(Study material)

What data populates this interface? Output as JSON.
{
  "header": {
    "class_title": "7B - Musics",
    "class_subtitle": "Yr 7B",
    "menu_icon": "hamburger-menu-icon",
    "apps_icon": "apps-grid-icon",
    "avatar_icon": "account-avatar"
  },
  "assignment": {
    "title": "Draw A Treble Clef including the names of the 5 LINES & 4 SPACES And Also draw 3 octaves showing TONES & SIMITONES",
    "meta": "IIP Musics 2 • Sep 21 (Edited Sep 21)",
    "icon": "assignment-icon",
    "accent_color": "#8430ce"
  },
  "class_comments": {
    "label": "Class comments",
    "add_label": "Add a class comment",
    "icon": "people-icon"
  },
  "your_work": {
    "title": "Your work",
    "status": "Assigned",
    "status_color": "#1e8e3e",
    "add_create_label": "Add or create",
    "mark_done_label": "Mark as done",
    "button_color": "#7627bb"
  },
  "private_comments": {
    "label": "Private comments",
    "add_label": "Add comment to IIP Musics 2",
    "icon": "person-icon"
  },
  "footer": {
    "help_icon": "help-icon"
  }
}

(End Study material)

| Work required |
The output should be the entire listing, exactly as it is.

| Result for this exercise |
What data populates this interface? Output as JSON.
{
  "header": {
    "class_title": "7B - Musics",
    "class_subtitle": "Yr 7B",
    "menu_icon": "hamburger-menu-icon",
    "apps_icon": "apps-grid-icon",
    "avatar_icon": "account-avatar"
  },
  "assignment": {
    "title": "Draw A Treble Clef including the names of the 5 LINES & 4 SPACES And Also draw 3 octaves showing TONES & SIMITONES",
    "meta": "IIP Musics 2 • Sep 21 (Edited Sep 21)",
    "icon": "assignment-icon",
    "accent_color": "#8430ce"
  },
  "class_comments": {
    "label": "Class comments",
    "add_label": "Add a class comment",
    "icon": "people-icon"
  },
  "your_work": {
    "title": "Your work",
    "status": "Assigned",
    "status_color": "#1e8e3e",
    "add_create_label": "Add or create",
    "mark_done_label": "Mark as done",
    "button_color": "#7627bb"
  },
  "private_comments": {
    "label": "Private comments",
    "add_label": "Add comment to IIP Musics 2",
    "icon": "person-icon"
  },
  "footer": {
    "help_icon": "help-icon"
  }
}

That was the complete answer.